Assignment: Copy each line of the data that has "screenshot" in it.

Records provided:
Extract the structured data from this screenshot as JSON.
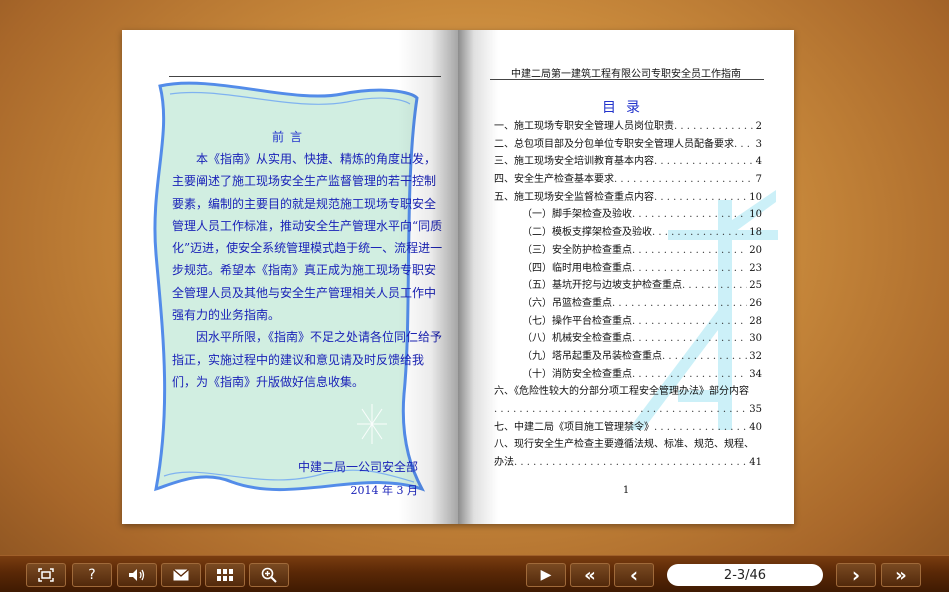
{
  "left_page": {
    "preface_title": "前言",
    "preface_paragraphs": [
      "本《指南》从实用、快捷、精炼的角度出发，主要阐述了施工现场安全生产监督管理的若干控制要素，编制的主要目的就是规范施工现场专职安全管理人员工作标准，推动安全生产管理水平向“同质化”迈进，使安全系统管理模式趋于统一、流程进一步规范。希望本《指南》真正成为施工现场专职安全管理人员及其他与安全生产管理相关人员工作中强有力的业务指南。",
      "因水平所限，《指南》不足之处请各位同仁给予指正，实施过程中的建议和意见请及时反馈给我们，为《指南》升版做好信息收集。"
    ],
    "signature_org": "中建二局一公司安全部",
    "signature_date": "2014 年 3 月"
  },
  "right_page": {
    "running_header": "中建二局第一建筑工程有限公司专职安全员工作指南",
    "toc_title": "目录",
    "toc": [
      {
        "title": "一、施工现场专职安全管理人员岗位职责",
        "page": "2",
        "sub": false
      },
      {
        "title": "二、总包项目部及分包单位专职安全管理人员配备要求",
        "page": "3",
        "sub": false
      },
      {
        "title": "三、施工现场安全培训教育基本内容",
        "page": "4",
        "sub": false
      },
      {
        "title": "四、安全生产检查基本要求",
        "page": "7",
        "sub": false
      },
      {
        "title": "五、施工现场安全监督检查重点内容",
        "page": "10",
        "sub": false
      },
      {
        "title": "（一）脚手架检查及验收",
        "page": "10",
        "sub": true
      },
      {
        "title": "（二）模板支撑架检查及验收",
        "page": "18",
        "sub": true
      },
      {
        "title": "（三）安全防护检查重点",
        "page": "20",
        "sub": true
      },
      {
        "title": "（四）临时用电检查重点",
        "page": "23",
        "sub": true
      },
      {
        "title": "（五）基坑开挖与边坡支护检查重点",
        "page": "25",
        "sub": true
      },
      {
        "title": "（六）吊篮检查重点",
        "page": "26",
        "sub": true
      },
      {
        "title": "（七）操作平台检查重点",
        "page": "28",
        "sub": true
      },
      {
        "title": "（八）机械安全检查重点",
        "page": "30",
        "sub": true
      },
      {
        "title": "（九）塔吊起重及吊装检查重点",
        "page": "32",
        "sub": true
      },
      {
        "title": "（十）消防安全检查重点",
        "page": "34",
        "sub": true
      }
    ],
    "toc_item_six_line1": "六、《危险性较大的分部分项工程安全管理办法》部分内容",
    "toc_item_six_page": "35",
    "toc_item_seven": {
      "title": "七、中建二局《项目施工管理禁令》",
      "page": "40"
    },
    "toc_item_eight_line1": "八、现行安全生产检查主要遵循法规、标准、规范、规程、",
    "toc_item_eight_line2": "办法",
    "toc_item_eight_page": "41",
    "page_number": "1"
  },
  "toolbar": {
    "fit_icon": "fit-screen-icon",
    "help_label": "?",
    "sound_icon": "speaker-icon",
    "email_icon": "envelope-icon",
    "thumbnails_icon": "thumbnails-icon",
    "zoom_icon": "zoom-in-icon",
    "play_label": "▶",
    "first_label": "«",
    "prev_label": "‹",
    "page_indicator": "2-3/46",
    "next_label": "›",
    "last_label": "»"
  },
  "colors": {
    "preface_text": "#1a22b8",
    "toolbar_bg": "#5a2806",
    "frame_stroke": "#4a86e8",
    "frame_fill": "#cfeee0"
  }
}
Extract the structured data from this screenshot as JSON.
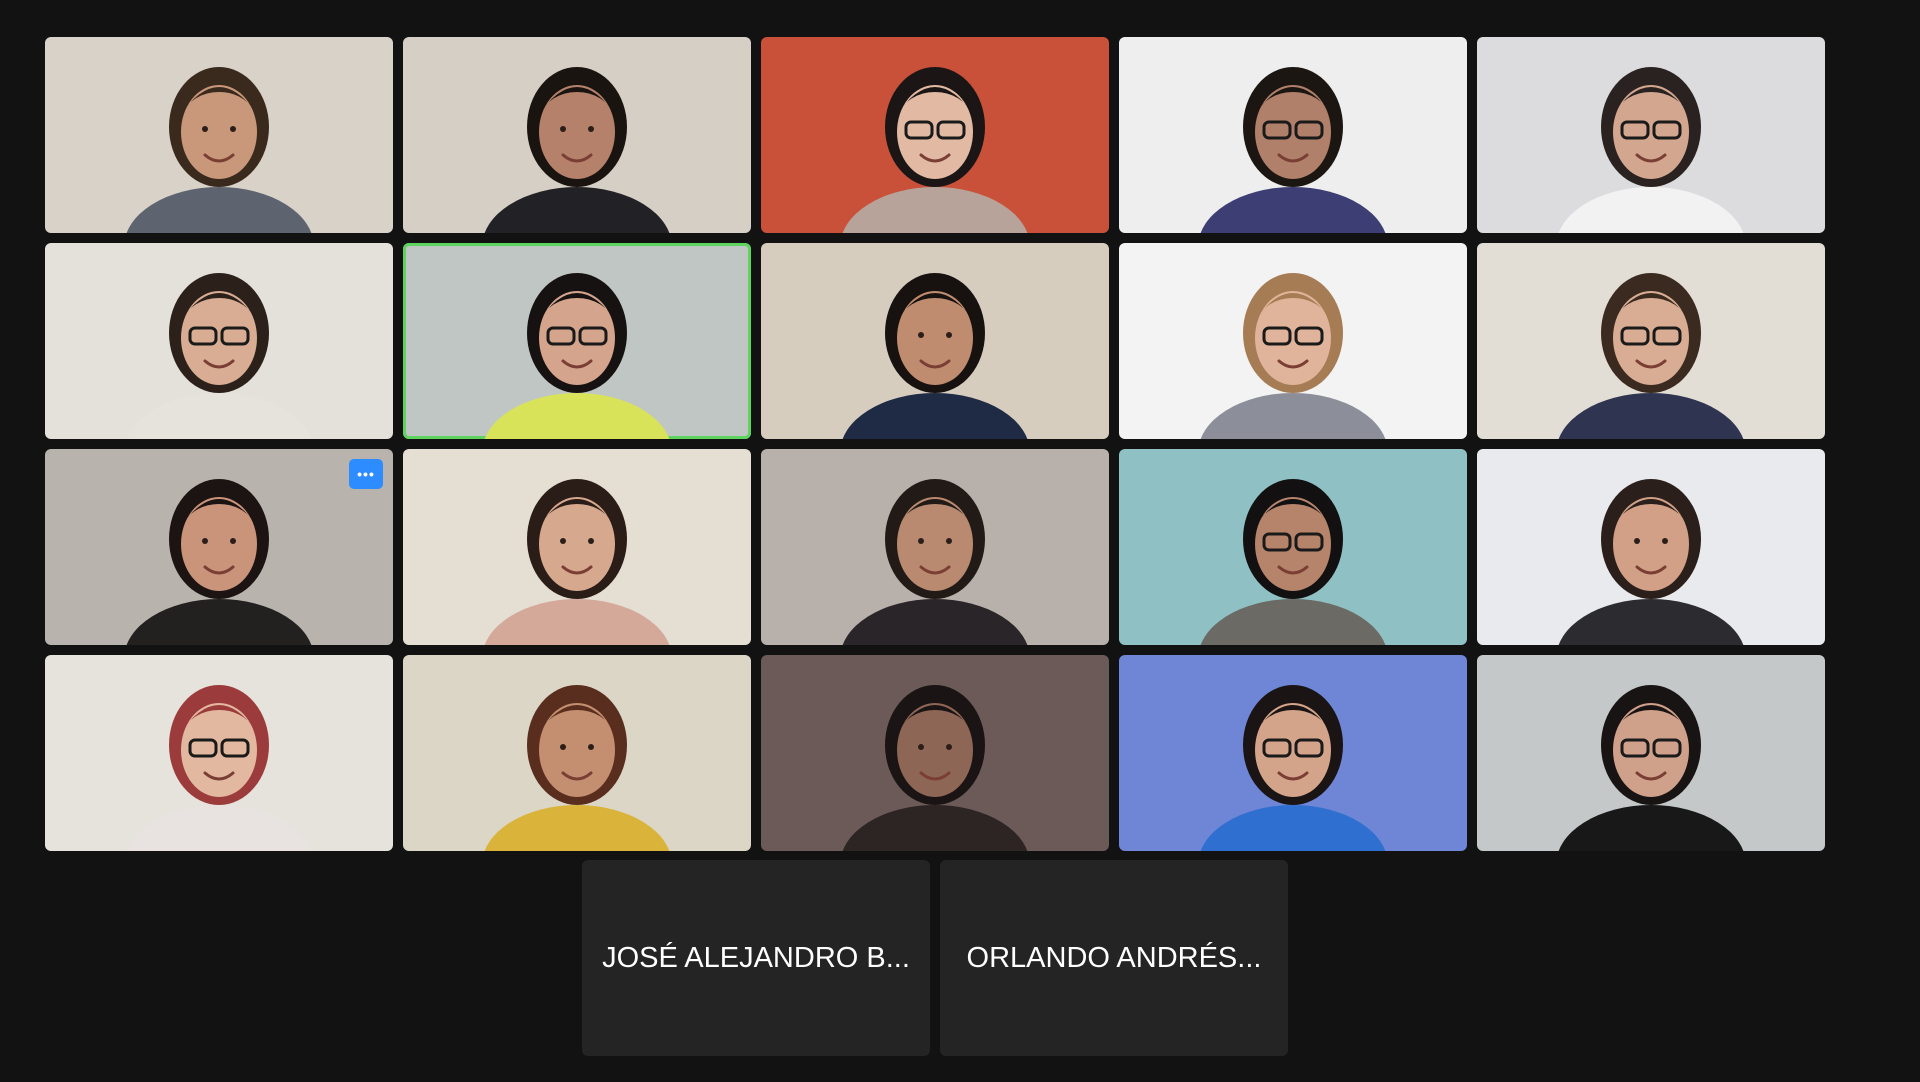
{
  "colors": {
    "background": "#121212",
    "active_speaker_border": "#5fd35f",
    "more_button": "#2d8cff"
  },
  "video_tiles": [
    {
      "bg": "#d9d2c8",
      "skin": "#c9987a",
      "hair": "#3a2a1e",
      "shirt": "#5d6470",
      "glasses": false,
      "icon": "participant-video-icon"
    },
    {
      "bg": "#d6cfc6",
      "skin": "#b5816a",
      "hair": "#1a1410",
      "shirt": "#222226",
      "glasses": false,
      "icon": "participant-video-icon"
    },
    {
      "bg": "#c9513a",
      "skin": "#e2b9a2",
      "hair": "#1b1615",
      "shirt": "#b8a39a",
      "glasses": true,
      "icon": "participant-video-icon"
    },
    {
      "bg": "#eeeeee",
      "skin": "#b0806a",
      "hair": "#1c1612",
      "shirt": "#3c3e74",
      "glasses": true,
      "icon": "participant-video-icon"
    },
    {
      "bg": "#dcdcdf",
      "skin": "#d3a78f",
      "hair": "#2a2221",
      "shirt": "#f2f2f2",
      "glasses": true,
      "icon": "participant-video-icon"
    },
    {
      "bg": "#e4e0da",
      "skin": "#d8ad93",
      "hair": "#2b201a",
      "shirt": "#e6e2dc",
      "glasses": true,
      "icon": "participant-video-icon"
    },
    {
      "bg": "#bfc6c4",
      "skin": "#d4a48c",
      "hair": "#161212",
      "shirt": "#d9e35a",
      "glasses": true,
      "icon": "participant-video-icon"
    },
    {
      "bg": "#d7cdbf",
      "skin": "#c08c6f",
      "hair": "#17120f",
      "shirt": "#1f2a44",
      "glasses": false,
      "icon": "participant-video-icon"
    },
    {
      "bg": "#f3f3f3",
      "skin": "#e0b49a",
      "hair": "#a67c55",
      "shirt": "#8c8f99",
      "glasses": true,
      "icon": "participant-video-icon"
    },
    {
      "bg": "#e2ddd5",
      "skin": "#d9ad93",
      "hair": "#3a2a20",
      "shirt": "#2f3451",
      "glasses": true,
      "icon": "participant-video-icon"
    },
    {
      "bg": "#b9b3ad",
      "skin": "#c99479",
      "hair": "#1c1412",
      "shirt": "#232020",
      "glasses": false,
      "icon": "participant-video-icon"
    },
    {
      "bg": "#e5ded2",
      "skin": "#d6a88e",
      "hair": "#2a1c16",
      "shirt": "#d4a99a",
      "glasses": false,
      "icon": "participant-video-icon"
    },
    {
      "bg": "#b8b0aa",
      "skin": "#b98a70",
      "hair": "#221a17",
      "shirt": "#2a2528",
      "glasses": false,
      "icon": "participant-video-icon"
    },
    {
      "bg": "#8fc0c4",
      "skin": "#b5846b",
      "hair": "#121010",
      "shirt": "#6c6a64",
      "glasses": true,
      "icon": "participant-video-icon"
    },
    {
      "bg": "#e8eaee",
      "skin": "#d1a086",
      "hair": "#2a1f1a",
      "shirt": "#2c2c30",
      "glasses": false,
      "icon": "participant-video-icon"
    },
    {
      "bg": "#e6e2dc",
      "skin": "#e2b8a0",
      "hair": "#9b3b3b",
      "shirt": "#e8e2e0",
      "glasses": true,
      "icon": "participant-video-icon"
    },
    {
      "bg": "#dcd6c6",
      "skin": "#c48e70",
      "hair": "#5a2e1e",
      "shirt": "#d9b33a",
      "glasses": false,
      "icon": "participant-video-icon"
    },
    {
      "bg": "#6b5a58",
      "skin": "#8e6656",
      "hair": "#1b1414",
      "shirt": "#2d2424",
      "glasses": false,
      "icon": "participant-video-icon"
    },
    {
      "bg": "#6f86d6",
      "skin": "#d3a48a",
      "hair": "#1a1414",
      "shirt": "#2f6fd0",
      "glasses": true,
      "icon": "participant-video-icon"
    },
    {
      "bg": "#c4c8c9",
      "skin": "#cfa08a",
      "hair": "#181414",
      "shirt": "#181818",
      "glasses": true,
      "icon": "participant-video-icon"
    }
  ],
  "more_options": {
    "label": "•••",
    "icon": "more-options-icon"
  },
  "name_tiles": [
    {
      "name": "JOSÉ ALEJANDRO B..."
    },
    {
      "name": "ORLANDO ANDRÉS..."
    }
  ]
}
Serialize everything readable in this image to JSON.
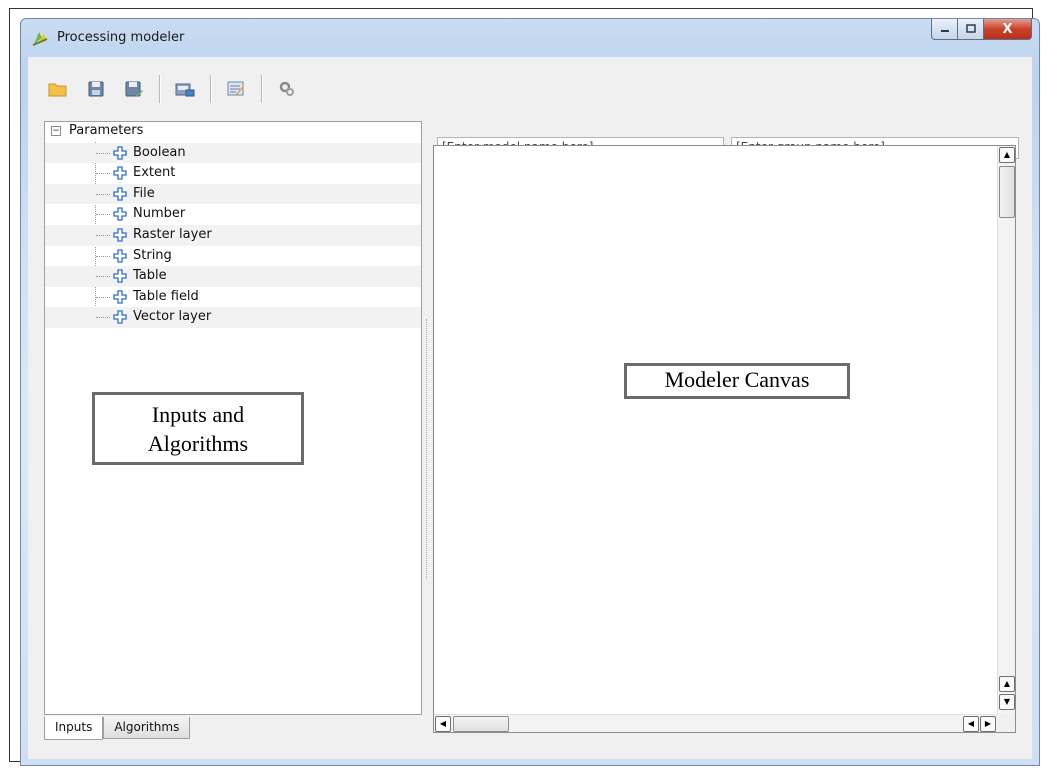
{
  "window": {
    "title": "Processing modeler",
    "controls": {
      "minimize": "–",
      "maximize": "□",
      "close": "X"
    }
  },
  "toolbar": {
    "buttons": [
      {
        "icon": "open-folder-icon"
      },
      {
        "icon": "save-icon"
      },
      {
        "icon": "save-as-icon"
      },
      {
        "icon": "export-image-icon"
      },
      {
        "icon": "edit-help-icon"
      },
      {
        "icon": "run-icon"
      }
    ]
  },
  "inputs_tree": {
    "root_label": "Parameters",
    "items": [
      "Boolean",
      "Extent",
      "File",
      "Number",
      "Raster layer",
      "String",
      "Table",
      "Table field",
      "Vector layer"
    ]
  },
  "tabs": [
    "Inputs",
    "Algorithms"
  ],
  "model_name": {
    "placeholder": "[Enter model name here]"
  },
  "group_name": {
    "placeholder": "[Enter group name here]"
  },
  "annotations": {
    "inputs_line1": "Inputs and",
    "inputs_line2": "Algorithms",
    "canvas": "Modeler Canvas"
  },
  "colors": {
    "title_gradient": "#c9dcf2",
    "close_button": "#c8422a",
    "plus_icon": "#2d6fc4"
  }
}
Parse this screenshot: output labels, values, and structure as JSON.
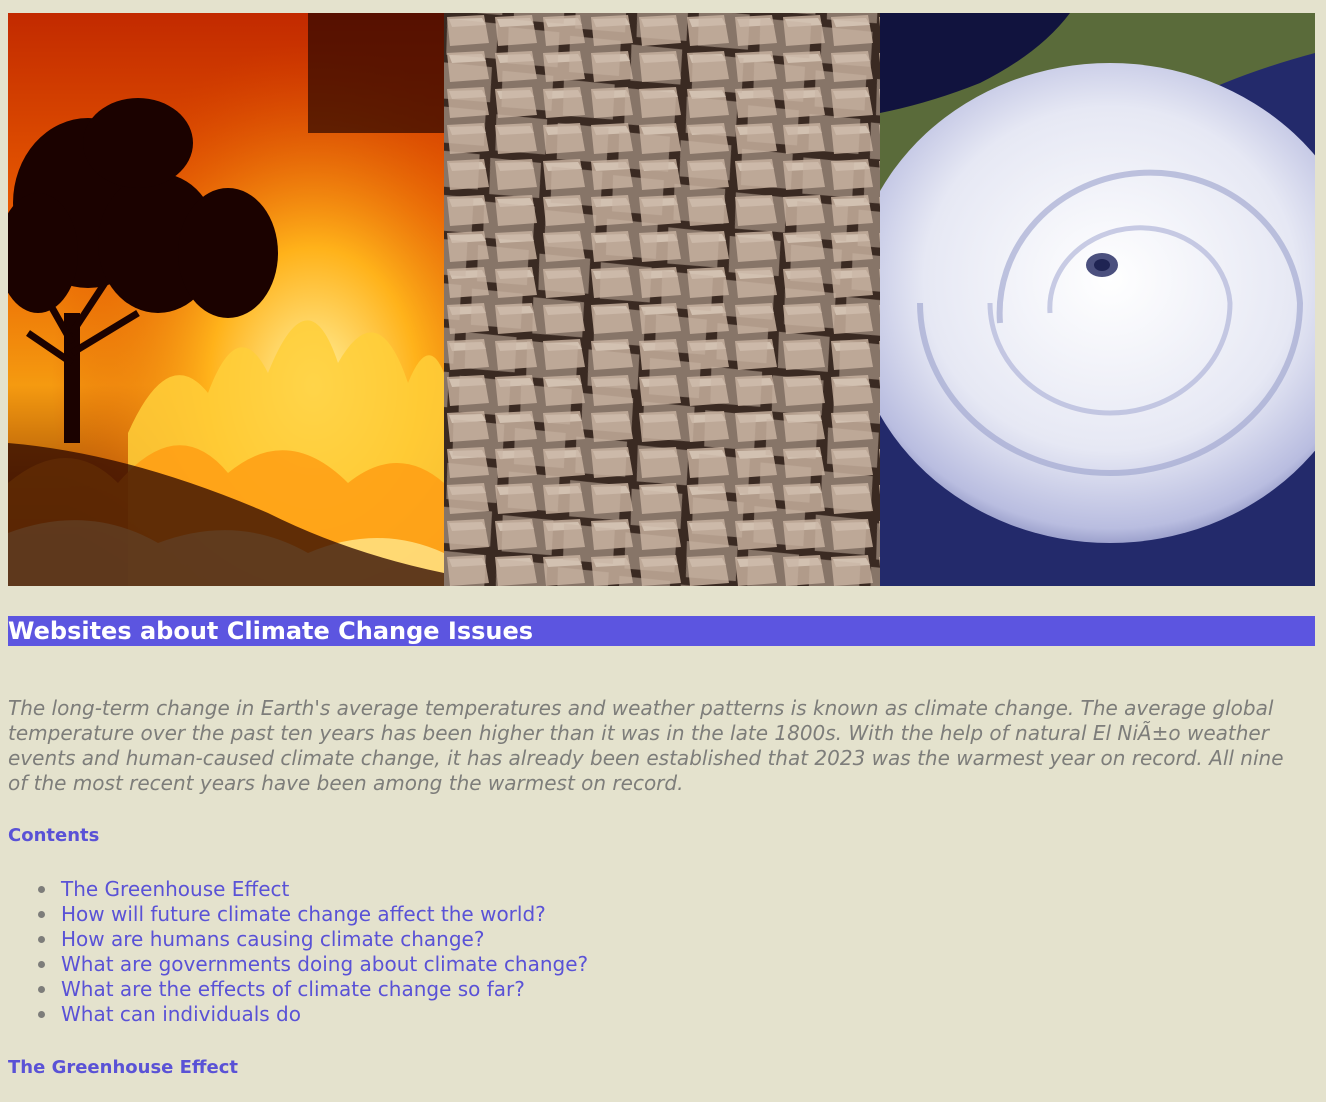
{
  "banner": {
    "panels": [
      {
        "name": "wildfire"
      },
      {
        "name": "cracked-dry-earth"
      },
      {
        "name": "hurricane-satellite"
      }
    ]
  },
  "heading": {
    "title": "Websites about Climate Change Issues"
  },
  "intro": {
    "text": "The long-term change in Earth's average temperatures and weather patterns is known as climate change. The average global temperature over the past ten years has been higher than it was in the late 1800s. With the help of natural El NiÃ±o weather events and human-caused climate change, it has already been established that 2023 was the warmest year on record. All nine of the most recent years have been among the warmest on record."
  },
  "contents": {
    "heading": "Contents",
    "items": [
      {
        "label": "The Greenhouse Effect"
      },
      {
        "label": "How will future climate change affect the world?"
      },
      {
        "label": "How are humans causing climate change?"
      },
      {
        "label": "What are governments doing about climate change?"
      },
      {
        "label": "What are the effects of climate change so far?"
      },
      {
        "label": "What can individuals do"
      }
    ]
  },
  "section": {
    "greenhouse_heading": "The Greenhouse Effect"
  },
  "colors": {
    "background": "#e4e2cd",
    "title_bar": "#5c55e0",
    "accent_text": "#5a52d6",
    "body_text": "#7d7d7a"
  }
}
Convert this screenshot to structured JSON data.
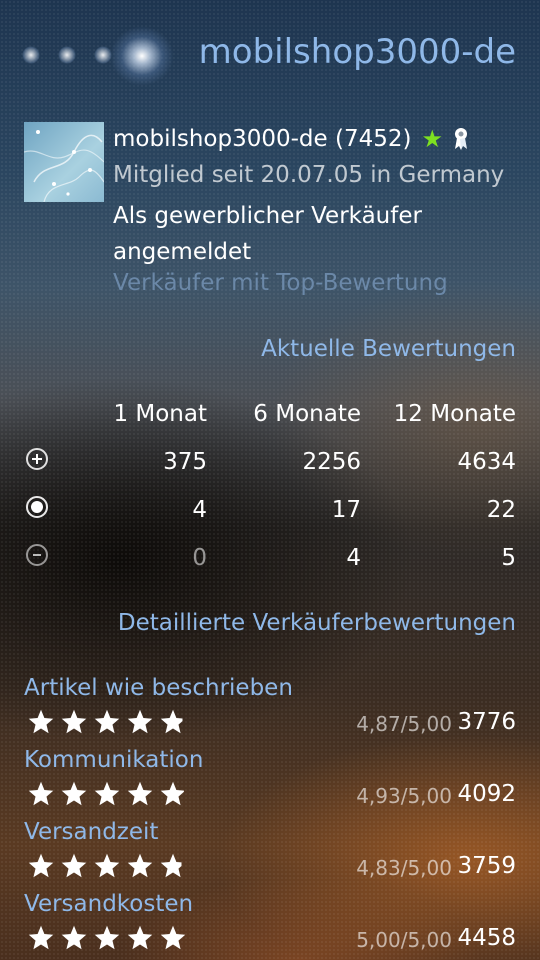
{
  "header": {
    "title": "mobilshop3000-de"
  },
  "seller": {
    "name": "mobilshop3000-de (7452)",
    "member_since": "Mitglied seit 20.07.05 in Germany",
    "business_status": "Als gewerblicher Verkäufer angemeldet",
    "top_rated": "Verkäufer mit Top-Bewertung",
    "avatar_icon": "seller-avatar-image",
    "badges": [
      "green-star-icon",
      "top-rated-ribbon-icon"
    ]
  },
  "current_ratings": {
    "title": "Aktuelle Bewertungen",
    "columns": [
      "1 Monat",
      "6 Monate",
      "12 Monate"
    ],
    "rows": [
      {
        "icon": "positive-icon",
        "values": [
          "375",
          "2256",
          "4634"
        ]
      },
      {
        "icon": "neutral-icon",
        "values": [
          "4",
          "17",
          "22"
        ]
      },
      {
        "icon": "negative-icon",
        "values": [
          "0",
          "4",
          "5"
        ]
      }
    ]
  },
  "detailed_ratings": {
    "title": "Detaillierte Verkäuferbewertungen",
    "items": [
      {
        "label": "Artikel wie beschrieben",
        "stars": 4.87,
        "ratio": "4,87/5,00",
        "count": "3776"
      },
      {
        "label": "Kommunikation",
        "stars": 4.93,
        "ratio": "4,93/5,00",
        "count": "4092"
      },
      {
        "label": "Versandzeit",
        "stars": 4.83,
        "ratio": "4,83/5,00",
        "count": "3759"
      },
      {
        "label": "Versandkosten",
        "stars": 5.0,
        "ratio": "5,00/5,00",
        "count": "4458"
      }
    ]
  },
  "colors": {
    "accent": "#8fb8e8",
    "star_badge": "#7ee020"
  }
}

Exercise solution:
Extract the structured data from this screenshot as JSON.
Extract the structured data from this screenshot as JSON.
Parse this screenshot: output labels, values, and structure as JSON.
Convert this screenshot to structured JSON data.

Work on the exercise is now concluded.